DATA SECTION: Begin
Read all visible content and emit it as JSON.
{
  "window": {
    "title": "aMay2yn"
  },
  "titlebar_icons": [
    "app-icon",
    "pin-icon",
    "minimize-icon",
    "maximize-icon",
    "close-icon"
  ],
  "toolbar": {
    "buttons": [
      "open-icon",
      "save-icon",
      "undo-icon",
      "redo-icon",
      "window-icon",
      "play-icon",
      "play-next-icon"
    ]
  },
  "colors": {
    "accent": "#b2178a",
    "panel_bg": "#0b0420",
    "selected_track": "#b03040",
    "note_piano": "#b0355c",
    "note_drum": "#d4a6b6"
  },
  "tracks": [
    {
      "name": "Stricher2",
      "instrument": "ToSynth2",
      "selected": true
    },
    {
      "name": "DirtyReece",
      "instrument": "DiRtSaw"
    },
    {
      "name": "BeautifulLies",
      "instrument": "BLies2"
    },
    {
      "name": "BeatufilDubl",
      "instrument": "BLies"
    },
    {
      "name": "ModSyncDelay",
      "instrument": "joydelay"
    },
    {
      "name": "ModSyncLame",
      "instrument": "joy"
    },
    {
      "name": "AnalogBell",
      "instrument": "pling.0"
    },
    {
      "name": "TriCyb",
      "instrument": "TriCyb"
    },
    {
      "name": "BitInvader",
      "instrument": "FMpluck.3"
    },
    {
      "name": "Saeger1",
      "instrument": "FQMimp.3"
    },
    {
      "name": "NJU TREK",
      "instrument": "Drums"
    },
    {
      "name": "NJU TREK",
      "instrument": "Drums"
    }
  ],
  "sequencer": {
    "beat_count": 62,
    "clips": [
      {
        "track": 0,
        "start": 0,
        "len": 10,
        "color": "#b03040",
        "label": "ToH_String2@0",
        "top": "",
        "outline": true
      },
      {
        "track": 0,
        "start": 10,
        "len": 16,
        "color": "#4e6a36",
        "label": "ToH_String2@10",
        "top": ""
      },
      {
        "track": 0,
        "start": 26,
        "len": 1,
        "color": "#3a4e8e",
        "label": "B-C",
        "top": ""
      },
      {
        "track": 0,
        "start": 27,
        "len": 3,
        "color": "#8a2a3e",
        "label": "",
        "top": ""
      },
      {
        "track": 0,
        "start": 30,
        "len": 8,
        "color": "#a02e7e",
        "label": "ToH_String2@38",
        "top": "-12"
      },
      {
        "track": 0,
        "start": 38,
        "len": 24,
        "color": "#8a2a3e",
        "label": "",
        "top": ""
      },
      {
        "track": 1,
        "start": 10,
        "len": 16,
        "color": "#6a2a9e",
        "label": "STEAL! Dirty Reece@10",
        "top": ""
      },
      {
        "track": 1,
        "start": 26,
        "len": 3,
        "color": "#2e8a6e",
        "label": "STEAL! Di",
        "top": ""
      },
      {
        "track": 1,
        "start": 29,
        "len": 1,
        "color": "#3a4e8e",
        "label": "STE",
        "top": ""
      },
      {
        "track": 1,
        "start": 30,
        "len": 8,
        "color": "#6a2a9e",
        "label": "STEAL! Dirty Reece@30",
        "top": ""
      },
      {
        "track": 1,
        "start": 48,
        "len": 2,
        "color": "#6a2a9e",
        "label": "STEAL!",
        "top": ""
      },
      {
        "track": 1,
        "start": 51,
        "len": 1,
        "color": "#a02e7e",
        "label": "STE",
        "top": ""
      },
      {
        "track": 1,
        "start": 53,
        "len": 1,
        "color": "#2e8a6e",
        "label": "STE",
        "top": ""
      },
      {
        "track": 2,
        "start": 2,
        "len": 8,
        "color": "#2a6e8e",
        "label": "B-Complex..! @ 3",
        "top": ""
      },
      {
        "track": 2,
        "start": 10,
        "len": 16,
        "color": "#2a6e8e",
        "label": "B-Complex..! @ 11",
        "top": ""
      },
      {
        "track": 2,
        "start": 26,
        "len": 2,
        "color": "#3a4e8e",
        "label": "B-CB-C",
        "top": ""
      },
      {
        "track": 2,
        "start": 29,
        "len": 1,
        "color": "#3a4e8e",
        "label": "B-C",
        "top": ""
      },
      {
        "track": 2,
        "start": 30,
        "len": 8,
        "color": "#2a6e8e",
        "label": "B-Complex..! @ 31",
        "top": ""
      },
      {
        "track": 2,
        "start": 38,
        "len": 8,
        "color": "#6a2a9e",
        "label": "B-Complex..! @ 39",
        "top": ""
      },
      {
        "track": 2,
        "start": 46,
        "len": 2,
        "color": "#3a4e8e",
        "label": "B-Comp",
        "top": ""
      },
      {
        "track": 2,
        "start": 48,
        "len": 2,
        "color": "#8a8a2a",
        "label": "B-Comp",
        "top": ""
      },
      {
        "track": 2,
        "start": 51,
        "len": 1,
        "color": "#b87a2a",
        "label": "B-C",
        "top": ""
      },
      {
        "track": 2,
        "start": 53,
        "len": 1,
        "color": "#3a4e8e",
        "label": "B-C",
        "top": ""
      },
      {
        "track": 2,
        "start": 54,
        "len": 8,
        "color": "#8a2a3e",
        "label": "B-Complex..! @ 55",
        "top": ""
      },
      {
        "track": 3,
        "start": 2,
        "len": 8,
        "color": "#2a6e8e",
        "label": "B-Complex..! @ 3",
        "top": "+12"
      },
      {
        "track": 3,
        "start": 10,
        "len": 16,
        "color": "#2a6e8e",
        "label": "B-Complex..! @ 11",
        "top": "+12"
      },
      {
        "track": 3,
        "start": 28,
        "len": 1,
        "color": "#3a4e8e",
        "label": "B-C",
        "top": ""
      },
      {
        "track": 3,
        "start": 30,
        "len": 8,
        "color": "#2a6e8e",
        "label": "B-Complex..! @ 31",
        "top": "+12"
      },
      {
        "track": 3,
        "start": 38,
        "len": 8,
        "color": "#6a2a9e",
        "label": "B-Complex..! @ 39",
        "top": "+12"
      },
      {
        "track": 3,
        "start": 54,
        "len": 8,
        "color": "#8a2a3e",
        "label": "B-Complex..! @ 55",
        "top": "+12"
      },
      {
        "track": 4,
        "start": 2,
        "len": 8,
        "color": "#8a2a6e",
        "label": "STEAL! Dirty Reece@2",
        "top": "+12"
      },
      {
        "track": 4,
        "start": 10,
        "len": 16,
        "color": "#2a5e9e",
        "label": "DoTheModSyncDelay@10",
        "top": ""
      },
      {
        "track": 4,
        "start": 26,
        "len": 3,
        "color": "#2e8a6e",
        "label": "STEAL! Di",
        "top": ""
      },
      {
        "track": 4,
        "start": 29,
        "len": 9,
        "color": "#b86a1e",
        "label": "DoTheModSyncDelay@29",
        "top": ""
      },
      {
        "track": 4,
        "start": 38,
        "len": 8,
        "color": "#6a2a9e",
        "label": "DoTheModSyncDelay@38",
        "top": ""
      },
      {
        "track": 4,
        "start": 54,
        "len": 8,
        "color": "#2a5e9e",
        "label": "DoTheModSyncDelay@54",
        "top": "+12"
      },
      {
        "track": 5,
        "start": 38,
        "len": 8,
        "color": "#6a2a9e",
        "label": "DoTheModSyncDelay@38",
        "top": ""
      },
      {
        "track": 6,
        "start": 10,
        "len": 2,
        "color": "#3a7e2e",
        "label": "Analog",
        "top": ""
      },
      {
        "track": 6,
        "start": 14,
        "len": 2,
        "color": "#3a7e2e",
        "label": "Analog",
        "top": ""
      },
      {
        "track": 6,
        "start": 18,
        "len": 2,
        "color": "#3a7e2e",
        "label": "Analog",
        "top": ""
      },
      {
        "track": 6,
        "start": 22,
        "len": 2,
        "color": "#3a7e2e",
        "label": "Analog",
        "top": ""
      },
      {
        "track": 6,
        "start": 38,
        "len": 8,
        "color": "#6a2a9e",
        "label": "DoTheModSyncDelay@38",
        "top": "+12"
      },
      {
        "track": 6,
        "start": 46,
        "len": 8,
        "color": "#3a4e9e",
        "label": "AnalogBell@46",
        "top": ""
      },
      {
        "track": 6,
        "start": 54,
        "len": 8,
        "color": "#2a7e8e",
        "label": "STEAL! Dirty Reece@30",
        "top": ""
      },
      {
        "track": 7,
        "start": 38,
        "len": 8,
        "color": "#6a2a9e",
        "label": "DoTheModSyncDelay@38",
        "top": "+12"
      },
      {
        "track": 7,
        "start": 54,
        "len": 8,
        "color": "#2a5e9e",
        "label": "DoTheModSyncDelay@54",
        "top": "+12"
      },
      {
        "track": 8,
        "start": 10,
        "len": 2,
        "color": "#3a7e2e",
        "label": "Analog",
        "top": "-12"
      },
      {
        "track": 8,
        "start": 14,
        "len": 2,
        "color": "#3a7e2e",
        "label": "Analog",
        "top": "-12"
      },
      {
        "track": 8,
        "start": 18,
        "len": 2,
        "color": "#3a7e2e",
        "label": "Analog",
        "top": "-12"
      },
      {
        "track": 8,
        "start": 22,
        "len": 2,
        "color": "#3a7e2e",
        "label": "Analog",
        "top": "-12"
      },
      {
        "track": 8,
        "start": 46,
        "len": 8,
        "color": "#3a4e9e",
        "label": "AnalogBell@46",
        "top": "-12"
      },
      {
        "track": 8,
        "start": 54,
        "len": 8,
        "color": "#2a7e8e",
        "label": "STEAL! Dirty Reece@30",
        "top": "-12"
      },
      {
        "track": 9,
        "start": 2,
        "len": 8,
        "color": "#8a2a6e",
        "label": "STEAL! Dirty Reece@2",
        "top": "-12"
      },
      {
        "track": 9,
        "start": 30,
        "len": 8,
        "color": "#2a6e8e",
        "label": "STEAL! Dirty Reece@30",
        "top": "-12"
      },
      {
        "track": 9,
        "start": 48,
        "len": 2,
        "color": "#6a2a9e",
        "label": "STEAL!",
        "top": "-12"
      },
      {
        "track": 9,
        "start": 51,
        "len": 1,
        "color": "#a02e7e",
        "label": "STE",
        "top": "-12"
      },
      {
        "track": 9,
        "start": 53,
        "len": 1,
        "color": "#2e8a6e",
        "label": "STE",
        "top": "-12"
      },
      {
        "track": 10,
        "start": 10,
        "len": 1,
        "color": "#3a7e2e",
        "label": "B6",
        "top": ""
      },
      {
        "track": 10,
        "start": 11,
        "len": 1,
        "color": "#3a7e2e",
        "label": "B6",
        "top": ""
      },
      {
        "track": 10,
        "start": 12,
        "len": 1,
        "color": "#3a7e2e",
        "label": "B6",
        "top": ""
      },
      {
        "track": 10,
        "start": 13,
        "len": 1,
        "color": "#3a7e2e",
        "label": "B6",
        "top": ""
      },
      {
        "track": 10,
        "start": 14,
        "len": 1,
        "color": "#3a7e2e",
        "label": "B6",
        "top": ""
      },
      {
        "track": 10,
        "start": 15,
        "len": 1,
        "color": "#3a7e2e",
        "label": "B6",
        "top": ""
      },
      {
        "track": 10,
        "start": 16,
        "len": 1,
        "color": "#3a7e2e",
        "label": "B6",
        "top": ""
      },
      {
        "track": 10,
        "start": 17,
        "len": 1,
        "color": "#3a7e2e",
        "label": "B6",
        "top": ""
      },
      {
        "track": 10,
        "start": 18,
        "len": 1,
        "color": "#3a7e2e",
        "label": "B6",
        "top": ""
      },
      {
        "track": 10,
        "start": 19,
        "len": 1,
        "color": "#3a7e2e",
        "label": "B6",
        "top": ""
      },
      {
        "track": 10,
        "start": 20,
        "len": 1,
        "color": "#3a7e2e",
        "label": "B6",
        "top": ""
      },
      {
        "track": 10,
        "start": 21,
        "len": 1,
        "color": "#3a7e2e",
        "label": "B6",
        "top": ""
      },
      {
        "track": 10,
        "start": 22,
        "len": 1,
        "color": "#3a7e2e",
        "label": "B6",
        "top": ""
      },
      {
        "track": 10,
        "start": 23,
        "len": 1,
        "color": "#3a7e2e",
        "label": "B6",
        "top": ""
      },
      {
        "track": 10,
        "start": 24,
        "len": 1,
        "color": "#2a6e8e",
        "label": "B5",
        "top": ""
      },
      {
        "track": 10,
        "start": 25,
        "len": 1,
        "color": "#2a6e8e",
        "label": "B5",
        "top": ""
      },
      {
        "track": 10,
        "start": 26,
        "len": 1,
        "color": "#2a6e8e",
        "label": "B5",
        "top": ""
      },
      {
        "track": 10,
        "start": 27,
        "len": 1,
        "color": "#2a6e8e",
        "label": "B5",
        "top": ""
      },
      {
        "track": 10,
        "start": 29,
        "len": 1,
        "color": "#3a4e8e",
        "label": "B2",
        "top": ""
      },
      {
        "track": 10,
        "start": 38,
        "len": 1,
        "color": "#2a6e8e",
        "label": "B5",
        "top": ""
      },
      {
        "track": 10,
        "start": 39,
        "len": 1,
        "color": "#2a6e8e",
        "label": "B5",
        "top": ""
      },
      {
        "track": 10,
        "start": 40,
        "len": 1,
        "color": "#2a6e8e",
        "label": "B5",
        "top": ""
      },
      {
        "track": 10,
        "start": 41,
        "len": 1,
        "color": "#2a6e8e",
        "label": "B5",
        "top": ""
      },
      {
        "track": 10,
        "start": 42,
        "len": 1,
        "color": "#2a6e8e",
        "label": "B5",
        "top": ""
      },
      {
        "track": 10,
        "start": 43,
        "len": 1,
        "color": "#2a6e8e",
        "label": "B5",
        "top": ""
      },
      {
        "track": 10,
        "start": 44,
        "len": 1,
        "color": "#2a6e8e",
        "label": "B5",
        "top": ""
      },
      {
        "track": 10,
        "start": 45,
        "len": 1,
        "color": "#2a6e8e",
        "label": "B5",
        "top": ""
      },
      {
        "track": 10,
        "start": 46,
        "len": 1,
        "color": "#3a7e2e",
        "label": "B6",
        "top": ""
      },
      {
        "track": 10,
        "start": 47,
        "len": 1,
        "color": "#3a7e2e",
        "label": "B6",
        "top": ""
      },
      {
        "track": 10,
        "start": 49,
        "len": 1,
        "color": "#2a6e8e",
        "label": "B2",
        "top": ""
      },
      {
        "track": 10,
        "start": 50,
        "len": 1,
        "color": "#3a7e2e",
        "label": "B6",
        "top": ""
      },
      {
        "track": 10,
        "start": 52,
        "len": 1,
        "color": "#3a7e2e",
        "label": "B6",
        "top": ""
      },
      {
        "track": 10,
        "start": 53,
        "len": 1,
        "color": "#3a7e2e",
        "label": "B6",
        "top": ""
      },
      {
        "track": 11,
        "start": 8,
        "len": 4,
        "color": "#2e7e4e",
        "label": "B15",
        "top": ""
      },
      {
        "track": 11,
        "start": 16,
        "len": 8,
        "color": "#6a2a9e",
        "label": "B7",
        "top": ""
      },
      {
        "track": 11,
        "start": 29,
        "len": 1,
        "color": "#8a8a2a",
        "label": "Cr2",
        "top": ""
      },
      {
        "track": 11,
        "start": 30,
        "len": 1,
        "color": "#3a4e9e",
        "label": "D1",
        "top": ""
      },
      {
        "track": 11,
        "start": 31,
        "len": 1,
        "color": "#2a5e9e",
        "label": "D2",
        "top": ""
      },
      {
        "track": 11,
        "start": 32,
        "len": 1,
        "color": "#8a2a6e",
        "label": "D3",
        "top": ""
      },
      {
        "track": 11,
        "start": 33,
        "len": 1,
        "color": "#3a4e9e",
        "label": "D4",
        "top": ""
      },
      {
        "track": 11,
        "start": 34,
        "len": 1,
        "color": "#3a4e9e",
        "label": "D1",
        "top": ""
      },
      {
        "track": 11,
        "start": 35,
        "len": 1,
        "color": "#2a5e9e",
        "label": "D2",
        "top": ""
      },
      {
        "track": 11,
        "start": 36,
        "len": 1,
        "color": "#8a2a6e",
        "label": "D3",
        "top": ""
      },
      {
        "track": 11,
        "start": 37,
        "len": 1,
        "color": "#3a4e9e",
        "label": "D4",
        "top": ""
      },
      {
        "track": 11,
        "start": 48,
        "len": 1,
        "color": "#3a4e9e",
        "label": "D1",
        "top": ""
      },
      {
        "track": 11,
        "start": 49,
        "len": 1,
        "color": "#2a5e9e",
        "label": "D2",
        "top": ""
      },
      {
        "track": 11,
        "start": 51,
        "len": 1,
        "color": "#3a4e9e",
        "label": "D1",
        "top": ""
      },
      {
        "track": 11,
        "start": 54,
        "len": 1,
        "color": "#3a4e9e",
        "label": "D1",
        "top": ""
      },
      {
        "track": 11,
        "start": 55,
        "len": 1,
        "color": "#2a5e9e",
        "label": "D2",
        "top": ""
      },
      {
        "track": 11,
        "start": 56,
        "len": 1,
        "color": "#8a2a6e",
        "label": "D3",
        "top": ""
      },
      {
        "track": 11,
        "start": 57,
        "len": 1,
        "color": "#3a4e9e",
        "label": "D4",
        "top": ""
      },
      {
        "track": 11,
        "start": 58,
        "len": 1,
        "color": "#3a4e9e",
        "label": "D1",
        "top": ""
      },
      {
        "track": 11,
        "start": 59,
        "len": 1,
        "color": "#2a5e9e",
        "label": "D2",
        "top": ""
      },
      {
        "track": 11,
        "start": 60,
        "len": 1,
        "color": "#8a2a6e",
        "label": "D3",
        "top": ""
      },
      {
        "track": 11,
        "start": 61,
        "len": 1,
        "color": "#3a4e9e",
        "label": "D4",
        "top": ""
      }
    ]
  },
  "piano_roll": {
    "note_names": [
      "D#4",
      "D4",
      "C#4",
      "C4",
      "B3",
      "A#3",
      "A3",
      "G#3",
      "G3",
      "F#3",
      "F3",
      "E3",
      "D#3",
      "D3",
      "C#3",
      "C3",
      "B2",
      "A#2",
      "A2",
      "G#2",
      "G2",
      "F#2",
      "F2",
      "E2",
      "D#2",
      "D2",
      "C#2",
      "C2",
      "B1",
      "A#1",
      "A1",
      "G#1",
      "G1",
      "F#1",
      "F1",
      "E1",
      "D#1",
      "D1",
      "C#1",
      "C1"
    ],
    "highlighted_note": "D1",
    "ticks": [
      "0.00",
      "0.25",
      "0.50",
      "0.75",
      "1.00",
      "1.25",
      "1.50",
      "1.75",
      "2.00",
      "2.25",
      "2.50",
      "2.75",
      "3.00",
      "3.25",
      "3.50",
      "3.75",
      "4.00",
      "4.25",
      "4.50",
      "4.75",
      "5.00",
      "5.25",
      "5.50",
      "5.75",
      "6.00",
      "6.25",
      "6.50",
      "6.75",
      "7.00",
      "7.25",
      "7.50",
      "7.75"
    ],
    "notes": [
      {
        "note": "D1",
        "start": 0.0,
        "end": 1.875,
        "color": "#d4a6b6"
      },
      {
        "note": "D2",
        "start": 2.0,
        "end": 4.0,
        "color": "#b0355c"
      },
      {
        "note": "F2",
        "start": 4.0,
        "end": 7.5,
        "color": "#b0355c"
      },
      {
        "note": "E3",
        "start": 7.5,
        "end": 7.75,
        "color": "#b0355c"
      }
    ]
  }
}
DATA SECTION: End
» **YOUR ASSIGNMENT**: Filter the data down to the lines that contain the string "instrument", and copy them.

» **SOLUTION FOR THIS PROBLEM**:
      "instrument": "ToSynth2",
      "instrument": "DiRtSaw"
      "instrument": "BLies2"
      "instrument": "BLies"
      "instrument": "joydelay"
      "instrument": "joy"
      "instrument": "pling.0"
      "instrument": "TriCyb"
      "instrument": "FMpluck.3"
      "instrument": "FQMimp.3"
      "instrument": "Drums"
      "instrument": "Drums"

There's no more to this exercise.